And it's not around the Nurburgring.
Forget about the talks of a looming economic recession. It's clear that there's still lots of money floating around the economy when buyers can afford to spend millions on Ferraris at auction. For instance, RM Sotheby's is famous for auctioning off the most exclusive and rare automotive pieces, and it recently set a record for the highest price paid over an online auction.
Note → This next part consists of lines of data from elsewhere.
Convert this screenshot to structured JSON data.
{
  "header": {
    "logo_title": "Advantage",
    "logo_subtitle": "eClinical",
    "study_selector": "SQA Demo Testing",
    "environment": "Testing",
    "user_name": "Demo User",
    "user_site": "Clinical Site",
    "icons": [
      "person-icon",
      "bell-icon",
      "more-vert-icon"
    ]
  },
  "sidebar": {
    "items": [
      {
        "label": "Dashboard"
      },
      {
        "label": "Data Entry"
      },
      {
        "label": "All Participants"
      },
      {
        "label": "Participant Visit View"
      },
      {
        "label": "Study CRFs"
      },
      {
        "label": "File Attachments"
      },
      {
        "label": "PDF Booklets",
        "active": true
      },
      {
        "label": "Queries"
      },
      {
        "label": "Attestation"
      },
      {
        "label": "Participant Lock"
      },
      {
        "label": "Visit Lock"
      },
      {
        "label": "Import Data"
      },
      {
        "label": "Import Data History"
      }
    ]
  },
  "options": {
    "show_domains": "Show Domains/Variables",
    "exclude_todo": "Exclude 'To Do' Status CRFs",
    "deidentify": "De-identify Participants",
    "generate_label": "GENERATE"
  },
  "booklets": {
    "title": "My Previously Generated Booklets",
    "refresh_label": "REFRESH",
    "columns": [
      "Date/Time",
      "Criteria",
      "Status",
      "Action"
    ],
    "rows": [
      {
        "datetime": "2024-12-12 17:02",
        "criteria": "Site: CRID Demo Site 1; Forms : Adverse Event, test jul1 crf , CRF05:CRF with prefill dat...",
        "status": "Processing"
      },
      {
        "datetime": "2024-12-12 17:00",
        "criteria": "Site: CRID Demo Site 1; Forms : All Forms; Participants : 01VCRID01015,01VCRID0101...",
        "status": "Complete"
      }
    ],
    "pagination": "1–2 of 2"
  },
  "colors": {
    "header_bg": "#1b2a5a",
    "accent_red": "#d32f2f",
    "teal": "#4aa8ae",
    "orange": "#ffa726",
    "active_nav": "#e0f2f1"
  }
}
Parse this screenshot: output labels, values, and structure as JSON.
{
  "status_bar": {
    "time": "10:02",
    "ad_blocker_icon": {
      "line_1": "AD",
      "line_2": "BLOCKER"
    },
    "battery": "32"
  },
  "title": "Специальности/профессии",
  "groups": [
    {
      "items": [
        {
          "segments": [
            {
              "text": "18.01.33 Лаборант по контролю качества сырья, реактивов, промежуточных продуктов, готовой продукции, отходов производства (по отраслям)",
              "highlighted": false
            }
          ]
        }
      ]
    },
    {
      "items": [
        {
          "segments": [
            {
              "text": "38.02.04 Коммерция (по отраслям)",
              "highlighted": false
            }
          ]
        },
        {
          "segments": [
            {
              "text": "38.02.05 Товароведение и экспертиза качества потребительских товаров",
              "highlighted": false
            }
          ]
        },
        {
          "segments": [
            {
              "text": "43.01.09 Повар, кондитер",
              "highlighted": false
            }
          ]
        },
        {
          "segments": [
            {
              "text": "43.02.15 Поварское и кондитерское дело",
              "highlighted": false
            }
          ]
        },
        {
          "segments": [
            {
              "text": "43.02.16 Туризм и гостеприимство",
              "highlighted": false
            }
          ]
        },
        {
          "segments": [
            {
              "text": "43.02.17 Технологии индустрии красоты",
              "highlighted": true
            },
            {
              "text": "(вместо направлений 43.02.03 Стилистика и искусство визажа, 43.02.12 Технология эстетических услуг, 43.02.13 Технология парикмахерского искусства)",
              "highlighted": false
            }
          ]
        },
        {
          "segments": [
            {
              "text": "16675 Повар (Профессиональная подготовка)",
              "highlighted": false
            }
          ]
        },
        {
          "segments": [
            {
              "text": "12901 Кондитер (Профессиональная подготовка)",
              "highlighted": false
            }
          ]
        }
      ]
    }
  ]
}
The car in question wasn't a new Ferrari 488-GTB or Portofino, but an ultra-rare Enzo.
We recently covered another Enzo that went up for auction, but this 2004 model couldn't match the record set by the 2003 model in question.
Built between 2002 and 2004, the Ferrari Enzo, named after the company's founder, Enzo Ferrari, was the epitome of Ferrari performance at the time, and had a limited run of only 399. Powering this beast was a 6.0-liter V12 engine producing 650 horsepower and 458 lb-ft of torque, which sounds sedate when compared to most supercars these days, hell, even the Dodge Challenger Hellcat makes significantly more power.
The Enzo which stole the headlines had a mere 1,250 miles on the clock and two owners behind its name, with the original owner having kept it for 15 years.
This car came with a full set of service documents from Ferrari of San Francisco and looks to be in showroom condition. RM Sotheby's pre-sale prediction for this car was set between $2.6 to $2.9 million, so the end price of $2.64 million was at the lower end of the scale, but still managed to set an online bidding record. The Enzo sold for $650,000 when new.
The 2003 Enzo formed part of RM Sotheby's Driving Into Summer online car auction. RM Sotheby's global head of auctions, Gord Duff is proud of the fact that the company's first ever online only auction was such a success, and noted that late model cars produced in the last 20 years dominated the top-ten list by price.